Forget 3D printers in every home. We need a makerspace in every neighborhood!
This evening I have left a 27 hour print for a customer running unattended. It’s printing on a high end desktop FFF machine (an Ultimaker 2) and when I get back to it in the morning there will be the usual excitement tinged with apprehension. Will the result live up to expectations? Will I be able to remove all the stringy bits and supports so that it looks like a professional product?
Making a desktop 3D printer that is intuitive to use, never gets clogged and delivers top quality prints ever time seems to be the holy grail of the established manufactures such as 3D systems and MakerBot (Stratasys) as well as many a Kickstarter project such as the Buccaneer or ROBOX. But will everyone really go out and buy their own, plus several rolls of filament to get the ball rolling?
A friend compared the buzz of watching his first 3D print to the day when his neighbor got a color TV. Once the first flush of excitement subsides, it turns out that most people are still unconvinced. A little too plasticy or the uncertainty of what one would make. Most desktop printers can layer out a stretchlet with little user effort. It’s not so easy to consistently print a series of functional and high-quality items. A gadget more than a productive tool for the man in the street or in his small business. Since Stratasys acquired Makerbot I have been pleasantly surprised by the improved quality of their support service, but this, surely, is an indication of how much help even skilled users require.
What the prosumer in 3D printing needs is a middle man to navigate past the pitfalls. A local printing craftsman. Recently, I came across the Indian tradition of the wallah – a person plying a trade, and in particular the chai wallah. On street corners and alleyways, train stations and market places, everywhere where a cup of tea is needed, there is a chai wallah. He is skilled in creating his own unique twist on the traditional brew. They use the same tea making tools and basic ingredients but take great pride in perfecting and supplying a product that is both individual and specialized There are all types of wallahs actually: taxi wallahs, recycling wallahs, shoe repair wallahs. So why not 3D printing wallahs to drive the movement towards personal production?
Each 3D printing wallah learns to tinker with and befriend his desktop printers. He does not share all his knowledge, but is happy to guide and support novice makers. The wallah invests his time and acquires the skills to create beautiful and successful prints. He becomes a master of his trade.
He learns to optimize the orientation of an object to get the best result with the minimal support. Having a varied supply of different materials at his fingertips will be the key to his success and he is ready to test experimental filaments and recommend the best one for the job. He can recognize a flaw or error in a digital designs that will lead to a failed print. He supports the uninitiated to enjoy success as a maker without the frustration of the failures. And when his print or printer fails, which it inevitably will, he takes up the challenge, taps into the community of wallahs and finds a fix. He then shares findings with his peers. He does not give up, re-box his machine, and banish it to from whence it came.

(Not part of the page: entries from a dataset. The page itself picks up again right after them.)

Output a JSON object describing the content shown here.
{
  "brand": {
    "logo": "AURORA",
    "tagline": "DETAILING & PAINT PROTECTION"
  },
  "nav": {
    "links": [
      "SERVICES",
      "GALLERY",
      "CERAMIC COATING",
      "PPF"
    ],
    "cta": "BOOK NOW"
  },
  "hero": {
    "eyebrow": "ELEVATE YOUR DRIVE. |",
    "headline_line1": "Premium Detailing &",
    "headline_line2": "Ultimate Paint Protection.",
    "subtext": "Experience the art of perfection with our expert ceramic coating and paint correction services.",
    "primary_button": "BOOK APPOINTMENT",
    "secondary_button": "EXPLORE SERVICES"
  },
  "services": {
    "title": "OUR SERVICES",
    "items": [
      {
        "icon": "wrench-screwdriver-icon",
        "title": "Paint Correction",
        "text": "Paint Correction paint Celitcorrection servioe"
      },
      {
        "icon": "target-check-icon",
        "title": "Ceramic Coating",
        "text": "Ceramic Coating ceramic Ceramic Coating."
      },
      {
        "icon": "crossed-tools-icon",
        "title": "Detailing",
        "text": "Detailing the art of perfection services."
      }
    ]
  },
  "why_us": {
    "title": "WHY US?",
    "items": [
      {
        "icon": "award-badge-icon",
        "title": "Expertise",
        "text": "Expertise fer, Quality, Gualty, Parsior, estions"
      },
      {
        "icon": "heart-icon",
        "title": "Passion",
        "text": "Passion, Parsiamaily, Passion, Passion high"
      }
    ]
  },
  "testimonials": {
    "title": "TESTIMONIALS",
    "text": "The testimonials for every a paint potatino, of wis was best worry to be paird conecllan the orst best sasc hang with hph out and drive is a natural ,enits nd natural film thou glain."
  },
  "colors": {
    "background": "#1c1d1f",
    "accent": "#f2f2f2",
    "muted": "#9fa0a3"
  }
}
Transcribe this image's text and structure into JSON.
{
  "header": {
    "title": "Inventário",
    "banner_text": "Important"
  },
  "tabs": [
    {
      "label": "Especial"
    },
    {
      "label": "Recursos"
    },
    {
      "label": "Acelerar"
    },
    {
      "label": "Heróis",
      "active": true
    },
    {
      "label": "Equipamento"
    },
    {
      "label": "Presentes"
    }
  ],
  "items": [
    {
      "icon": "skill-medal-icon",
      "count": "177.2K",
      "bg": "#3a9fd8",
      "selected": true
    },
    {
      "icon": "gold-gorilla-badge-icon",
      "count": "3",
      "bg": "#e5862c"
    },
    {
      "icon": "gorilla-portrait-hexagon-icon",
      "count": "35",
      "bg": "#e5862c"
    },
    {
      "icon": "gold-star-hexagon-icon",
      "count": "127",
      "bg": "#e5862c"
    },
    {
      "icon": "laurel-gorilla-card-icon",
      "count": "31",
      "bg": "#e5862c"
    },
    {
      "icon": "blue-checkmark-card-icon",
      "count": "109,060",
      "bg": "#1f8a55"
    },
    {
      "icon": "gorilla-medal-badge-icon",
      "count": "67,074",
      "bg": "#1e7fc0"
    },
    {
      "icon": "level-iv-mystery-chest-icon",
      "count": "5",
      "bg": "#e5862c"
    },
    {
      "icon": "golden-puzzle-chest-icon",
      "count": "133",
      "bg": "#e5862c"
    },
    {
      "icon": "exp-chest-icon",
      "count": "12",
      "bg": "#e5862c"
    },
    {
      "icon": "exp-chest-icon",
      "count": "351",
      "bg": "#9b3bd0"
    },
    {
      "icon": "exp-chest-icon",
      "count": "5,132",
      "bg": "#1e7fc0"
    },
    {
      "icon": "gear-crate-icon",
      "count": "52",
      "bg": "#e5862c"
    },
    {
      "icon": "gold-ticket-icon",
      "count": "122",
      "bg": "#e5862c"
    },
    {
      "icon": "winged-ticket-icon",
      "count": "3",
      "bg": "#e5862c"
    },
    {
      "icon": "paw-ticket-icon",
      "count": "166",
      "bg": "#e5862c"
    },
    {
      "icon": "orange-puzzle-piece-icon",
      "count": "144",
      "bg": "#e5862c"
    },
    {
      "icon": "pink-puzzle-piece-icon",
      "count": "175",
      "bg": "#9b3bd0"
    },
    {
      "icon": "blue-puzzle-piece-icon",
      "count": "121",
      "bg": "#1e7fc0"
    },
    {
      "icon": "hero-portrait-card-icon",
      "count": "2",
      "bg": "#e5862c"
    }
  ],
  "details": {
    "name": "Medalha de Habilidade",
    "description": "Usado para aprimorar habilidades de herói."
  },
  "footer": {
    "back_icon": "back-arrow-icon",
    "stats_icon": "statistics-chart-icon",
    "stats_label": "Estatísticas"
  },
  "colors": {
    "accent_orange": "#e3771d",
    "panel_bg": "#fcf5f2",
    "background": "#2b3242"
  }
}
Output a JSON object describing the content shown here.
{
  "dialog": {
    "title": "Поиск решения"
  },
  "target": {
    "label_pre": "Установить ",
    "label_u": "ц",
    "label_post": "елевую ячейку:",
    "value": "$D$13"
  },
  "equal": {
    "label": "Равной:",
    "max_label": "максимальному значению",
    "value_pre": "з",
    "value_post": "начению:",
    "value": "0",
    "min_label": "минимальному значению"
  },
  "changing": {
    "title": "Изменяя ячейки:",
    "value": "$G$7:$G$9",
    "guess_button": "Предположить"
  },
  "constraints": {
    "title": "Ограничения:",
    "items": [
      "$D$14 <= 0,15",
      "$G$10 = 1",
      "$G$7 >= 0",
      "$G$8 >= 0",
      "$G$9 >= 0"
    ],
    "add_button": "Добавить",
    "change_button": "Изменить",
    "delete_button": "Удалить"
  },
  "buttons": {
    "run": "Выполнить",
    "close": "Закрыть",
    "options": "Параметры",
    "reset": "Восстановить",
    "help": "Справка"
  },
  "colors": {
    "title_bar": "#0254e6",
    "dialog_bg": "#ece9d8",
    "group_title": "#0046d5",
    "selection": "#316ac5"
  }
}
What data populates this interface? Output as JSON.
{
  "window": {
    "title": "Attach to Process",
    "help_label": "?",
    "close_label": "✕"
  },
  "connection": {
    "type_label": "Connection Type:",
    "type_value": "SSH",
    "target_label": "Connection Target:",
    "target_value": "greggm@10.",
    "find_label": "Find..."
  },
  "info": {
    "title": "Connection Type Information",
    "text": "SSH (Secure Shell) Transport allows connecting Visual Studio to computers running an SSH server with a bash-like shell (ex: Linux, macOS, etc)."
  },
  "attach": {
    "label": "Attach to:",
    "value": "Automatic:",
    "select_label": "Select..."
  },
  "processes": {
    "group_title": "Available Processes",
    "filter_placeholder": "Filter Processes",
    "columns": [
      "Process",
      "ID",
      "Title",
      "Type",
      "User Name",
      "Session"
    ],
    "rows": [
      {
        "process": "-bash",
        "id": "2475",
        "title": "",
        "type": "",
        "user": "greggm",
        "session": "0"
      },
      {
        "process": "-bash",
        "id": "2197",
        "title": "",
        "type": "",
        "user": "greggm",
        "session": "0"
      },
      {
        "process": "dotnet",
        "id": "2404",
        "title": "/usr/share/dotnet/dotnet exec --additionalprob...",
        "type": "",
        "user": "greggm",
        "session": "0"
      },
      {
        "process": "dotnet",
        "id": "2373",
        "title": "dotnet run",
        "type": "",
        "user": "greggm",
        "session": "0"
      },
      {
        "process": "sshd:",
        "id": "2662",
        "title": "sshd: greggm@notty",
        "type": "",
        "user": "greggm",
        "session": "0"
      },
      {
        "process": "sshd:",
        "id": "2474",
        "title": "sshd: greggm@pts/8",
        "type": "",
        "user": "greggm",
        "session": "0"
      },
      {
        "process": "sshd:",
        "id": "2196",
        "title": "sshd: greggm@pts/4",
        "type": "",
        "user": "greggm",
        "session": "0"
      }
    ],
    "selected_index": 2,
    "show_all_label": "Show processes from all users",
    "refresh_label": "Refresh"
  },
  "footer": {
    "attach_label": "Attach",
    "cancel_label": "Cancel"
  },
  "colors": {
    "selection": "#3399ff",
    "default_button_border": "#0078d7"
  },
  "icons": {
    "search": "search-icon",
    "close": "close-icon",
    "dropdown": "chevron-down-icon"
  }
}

The wallah knows how far he can stretch the limitations of his printers and when to turn to another 3D printing technology. He also knows that traditional manufacturing is sometimes the only option.
Our wallah may be a professional or an avid tinkerer whose printers run at home while he is at his day job. Perhaps he is part of a HUB of local 3D printers taking orders for individual customers. He will run the small series production line or produce the prototypes for his local business customer. Of course his customers could buy their own 3D printer, but they really won’t have the time to dedicate to it.
We are starting to see such 3D printing Wallahs emerge and ply their trade. Printer networks exits around the globe, such as 3D HUBS, who now boast over 5000 3D printer owners ready to fabricate for a fee. The customers are mostly local and keen to talk about their objects when they pick them up. 3D printer experience stores, copy shops and FabCafès are springing up around the globe, supplying the printers, the know-how and the inspiration to nurture the prosumer industry.
In the meantime, many tools for construction or sculpting for 3D print have become easily available and accessible. I have seen many an 8+ year old, experienced in Minecraft, modelling their own toys after a 10 minute introduction to Tinkercad.
Couple this with an on-the-spot print-out in the local 3D copy shop and the customer is hooked. This is a reality today. Joris Peels says in his article 33 Reasons to Resist the Hype around 3D Printing, “we don’t all use our own sewing machines to make our own clothes.” Spot on! The wallahs, entice us with access to a 3D printer AND the craftsman to operate it. It is the 3D printing shops, FabCafes, FabLabs and makerspaces as well as the private homes of the HUBs are what will drive the revolution.
After all, anyone can boil a kettle, but it takes time, patience and experimentation to make a unique cup of chai.
Norma Barr is co-founder of DimensionAlley, a 3D printing café in Berlin. In her previous life she was a software engineer but is now happy to work on projects that are sure to reach completion. She also bakes a mean scone.